- _Interface dataset entries_:
_____
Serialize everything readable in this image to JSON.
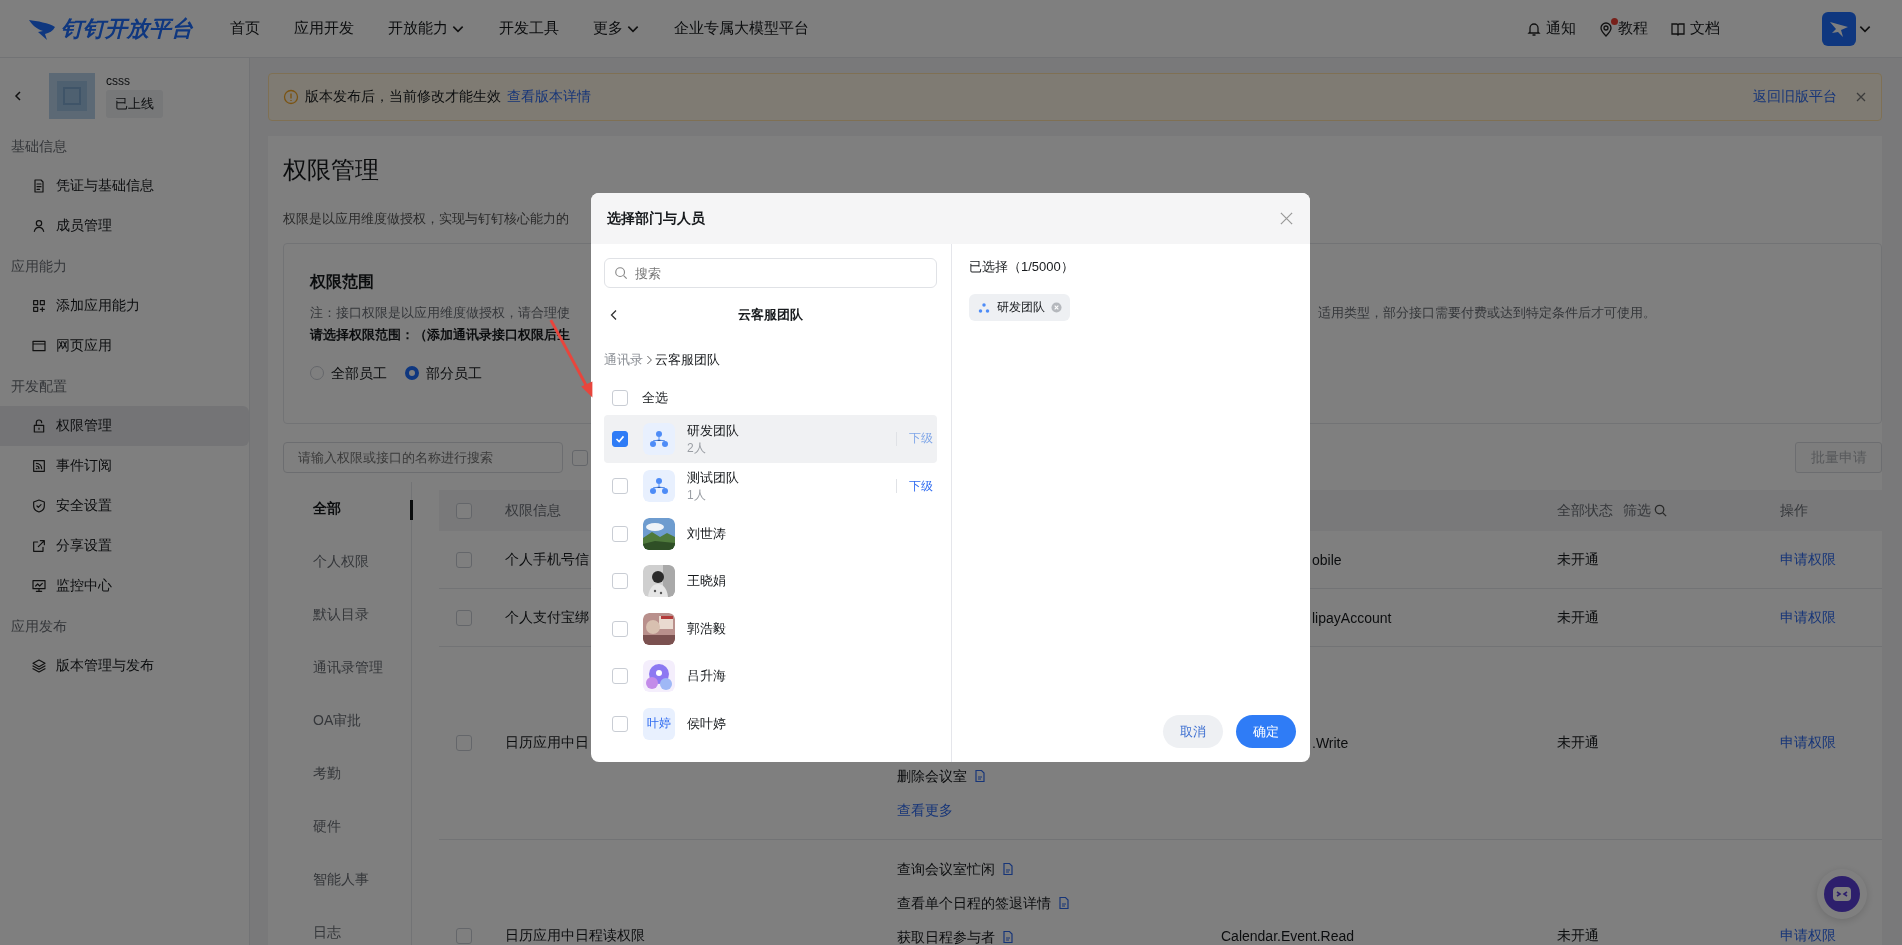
{
  "nav": {
    "logo": "钉钉开放平台",
    "menu": [
      {
        "label": "首页",
        "dropdown": false
      },
      {
        "label": "应用开发",
        "dropdown": false
      },
      {
        "label": "开放能力",
        "dropdown": true
      },
      {
        "label": "开发工具",
        "dropdown": false
      },
      {
        "label": "更多",
        "dropdown": true
      },
      {
        "label": "企业专属大模型平台",
        "dropdown": false
      }
    ],
    "links": [
      {
        "label": "通知",
        "badge": false
      },
      {
        "label": "教程",
        "badge": true
      },
      {
        "label": "文档",
        "badge": false
      }
    ]
  },
  "app": {
    "name": "csss",
    "status": "已上线"
  },
  "sidebar": [
    {
      "title": "基础信息",
      "items": [
        {
          "label": "凭证与基础信息",
          "selected": false
        },
        {
          "label": "成员管理",
          "selected": false
        }
      ]
    },
    {
      "title": "应用能力",
      "items": [
        {
          "label": "添加应用能力",
          "selected": false
        },
        {
          "label": "网页应用",
          "selected": false
        }
      ]
    },
    {
      "title": "开发配置",
      "items": [
        {
          "label": "权限管理",
          "selected": true
        },
        {
          "label": "事件订阅",
          "selected": false
        },
        {
          "label": "安全设置",
          "selected": false
        },
        {
          "label": "分享设置",
          "selected": false
        },
        {
          "label": "监控中心",
          "selected": false
        }
      ]
    },
    {
      "title": "应用发布",
      "items": [
        {
          "label": "版本管理与发布",
          "selected": false
        }
      ]
    }
  ],
  "banner": {
    "text": "版本发布后，当前修改才能生效",
    "link": "查看版本详情",
    "back_link": "返回旧版平台"
  },
  "page": {
    "title": "权限管理",
    "description": "权限是以应用维度做授权，实现与钉钉核心能力的"
  },
  "scope": {
    "title": "权限范围",
    "note_left": "注：接口权限是以应用维度做授权，请合理使",
    "note_right": "适用类型，部分接口需要付费或达到特定条件后才可使用。",
    "prompt": "请选择权限范围：（添加通讯录接口权限后生",
    "options": [
      {
        "label": "全部员工",
        "selected": false
      },
      {
        "label": "部分员工",
        "selected": true
      }
    ]
  },
  "search": {
    "placeholder": "请输入权限或接口的名称进行搜索"
  },
  "filter_checkbox": {
    "checked": false
  },
  "batch_button": "批量申请",
  "categories": [
    {
      "label": "全部",
      "selected": true
    },
    {
      "label": "个人权限",
      "selected": false
    },
    {
      "label": "默认目录",
      "selected": false
    },
    {
      "label": "通讯录管理",
      "selected": false
    },
    {
      "label": "OA审批",
      "selected": false
    },
    {
      "label": "考勤",
      "selected": false
    },
    {
      "label": "硬件",
      "selected": false
    },
    {
      "label": "智能人事",
      "selected": false
    },
    {
      "label": "日志",
      "selected": false
    }
  ],
  "table": {
    "columns": {
      "info": "权限信息",
      "status": "全部状态",
      "filter": "筛选",
      "action": "操作"
    },
    "header_checked": false,
    "rows": [
      {
        "checked": false,
        "info": "个人手机号信",
        "under_dialog": true,
        "api": "obile",
        "status": "未开通",
        "action": "申请权限"
      },
      {
        "checked": false,
        "info": "个人支付宝绑",
        "under_dialog": true,
        "api": "lipayAccount",
        "status": "未开通",
        "action": "申请权限"
      },
      {
        "checked": false,
        "info": "日历应用中日",
        "under_dialog": true,
        "names": [
          "删除会议室"
        ],
        "more": "查看更多",
        "api": ".Write",
        "status": "未开通",
        "action": "申请权限"
      },
      {
        "checked": false,
        "info": "日历应用中日程读权限",
        "names": [
          "查询会议室忙闲",
          "查看单个日程的签退详情",
          "获取日程参与者"
        ],
        "api": "Calendar.Event.Read",
        "status": "未开通",
        "action": "申请权限"
      }
    ]
  },
  "dialog": {
    "title": "选择部门与人员",
    "search_placeholder": "搜索",
    "folder": "云客服团队",
    "breadcrumb": [
      "通讯录",
      "云客服团队"
    ],
    "select_all": {
      "label": "全选",
      "checked": false
    },
    "items": [
      {
        "kind": "team",
        "name": "研发团队",
        "count": "2人",
        "checked": true,
        "selected": true,
        "sub_link": "下级",
        "sub_disabled": true
      },
      {
        "kind": "team",
        "name": "测试团队",
        "count": "1人",
        "checked": false,
        "selected": false,
        "sub_link": "下级",
        "sub_disabled": false
      },
      {
        "name": "刘世涛",
        "checked": false,
        "selected": false
      },
      {
        "name": "王晓娟",
        "checked": false,
        "selected": false
      },
      {
        "name": "郭浩毅",
        "checked": false,
        "selected": false
      },
      {
        "name": "吕升海",
        "checked": false,
        "selected": false
      },
      {
        "kind": "initials",
        "name": "侯叶婷",
        "initials": "叶婷",
        "checked": false,
        "selected": false
      }
    ],
    "selected_title": "已选择（1/5000）",
    "chips": [
      {
        "label": "研发团队"
      }
    ],
    "cancel": "取消",
    "ok": "确定"
  }
}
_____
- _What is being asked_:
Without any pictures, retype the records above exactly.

- _Answer for the task_:
Serialize everything readable in this image to JSON.
{
  "nav": {
    "logo": "钉钉开放平台",
    "menu": [
      {
        "label": "首页",
        "dropdown": false
      },
      {
        "label": "应用开发",
        "dropdown": false
      },
      {
        "label": "开放能力",
        "dropdown": true
      },
      {
        "label": "开发工具",
        "dropdown": false
      },
      {
        "label": "更多",
        "dropdown": true
      },
      {
        "label": "企业专属大模型平台",
        "dropdown": false
      }
    ],
    "links": [
      {
        "label": "通知",
        "badge": false
      },
      {
        "label": "教程",
        "badge": true
      },
      {
        "label": "文档",
        "badge": false
      }
    ]
  },
  "app": {
    "name": "csss",
    "status": "已上线"
  },
  "sidebar": [
    {
      "title": "基础信息",
      "items": [
        {
          "label": "凭证与基础信息",
          "selected": false
        },
        {
          "label": "成员管理",
          "selected": false
        }
      ]
    },
    {
      "title": "应用能力",
      "items": [
        {
          "label": "添加应用能力",
          "selected": false
        },
        {
          "label": "网页应用",
          "selected": false
        }
      ]
    },
    {
      "title": "开发配置",
      "items": [
        {
          "label": "权限管理",
          "selected": true
        },
        {
          "label": "事件订阅",
          "selected": false
        },
        {
          "label": "安全设置",
          "selected": false
        },
        {
          "label": "分享设置",
          "selected": false
        },
        {
          "label": "监控中心",
          "selected": false
        }
      ]
    },
    {
      "title": "应用发布",
      "items": [
        {
          "label": "版本管理与发布",
          "selected": false
        }
      ]
    }
  ],
  "banner": {
    "text": "版本发布后，当前修改才能生效",
    "link": "查看版本详情",
    "back_link": "返回旧版平台"
  },
  "page": {
    "title": "权限管理",
    "description": "权限是以应用维度做授权，实现与钉钉核心能力的"
  },
  "scope": {
    "title": "权限范围",
    "note_left": "注：接口权限是以应用维度做授权，请合理使",
    "note_right": "适用类型，部分接口需要付费或达到特定条件后才可使用。",
    "prompt": "请选择权限范围：（添加通讯录接口权限后生",
    "options": [
      {
        "label": "全部员工",
        "selected": false
      },
      {
        "label": "部分员工",
        "selected": true
      }
    ]
  },
  "search": {
    "placeholder": "请输入权限或接口的名称进行搜索"
  },
  "filter_checkbox": {
    "checked": false
  },
  "batch_button": "批量申请",
  "categories": [
    {
      "label": "全部",
      "selected": true
    },
    {
      "label": "个人权限",
      "selected": false
    },
    {
      "label": "默认目录",
      "selected": false
    },
    {
      "label": "通讯录管理",
      "selected": false
    },
    {
      "label": "OA审批",
      "selected": false
    },
    {
      "label": "考勤",
      "selected": false
    },
    {
      "label": "硬件",
      "selected": false
    },
    {
      "label": "智能人事",
      "selected": false
    },
    {
      "label": "日志",
      "selected": false
    }
  ],
  "table": {
    "columns": {
      "info": "权限信息",
      "status": "全部状态",
      "filter": "筛选",
      "action": "操作"
    },
    "header_checked": false,
    "rows": [
      {
        "checked": false,
        "info": "个人手机号信",
        "under_dialog": true,
        "api": "obile",
        "status": "未开通",
        "action": "申请权限"
      },
      {
        "checked": false,
        "info": "个人支付宝绑",
        "under_dialog": true,
        "api": "lipayAccount",
        "status": "未开通",
        "action": "申请权限"
      },
      {
        "checked": false,
        "info": "日历应用中日",
        "under_dialog": true,
        "names": [
          "删除会议室"
        ],
        "more": "查看更多",
        "api": ".Write",
        "status": "未开通",
        "action": "申请权限"
      },
      {
        "checked": false,
        "info": "日历应用中日程读权限",
        "names": [
          "查询会议室忙闲",
          "查看单个日程的签退详情",
          "获取日程参与者"
        ],
        "api": "Calendar.Event.Read",
        "status": "未开通",
        "action": "申请权限"
      }
    ]
  },
  "dialog": {
    "title": "选择部门与人员",
    "search_placeholder": "搜索",
    "folder": "云客服团队",
    "breadcrumb": [
      "通讯录",
      "云客服团队"
    ],
    "select_all": {
      "label": "全选",
      "checked": false
    },
    "items": [
      {
        "kind": "team",
        "name": "研发团队",
        "count": "2人",
        "checked": true,
        "selected": true,
        "sub_link": "下级",
        "sub_disabled": true
      },
      {
        "kind": "team",
        "name": "测试团队",
        "count": "1人",
        "checked": false,
        "selected": false,
        "sub_link": "下级",
        "sub_disabled": false
      },
      {
        "name": "刘世涛",
        "checked": false,
        "selected": false
      },
      {
        "name": "王晓娟",
        "checked": false,
        "selected": false
      },
      {
        "name": "郭浩毅",
        "checked": false,
        "selected": false
      },
      {
        "name": "吕升海",
        "checked": false,
        "selected": false
      },
      {
        "kind": "initials",
        "name": "侯叶婷",
        "initials": "叶婷",
        "checked": false,
        "selected": false
      }
    ],
    "selected_title": "已选择（1/5000）",
    "chips": [
      {
        "label": "研发团队"
      }
    ],
    "cancel": "取消",
    "ok": "确定"
  }
}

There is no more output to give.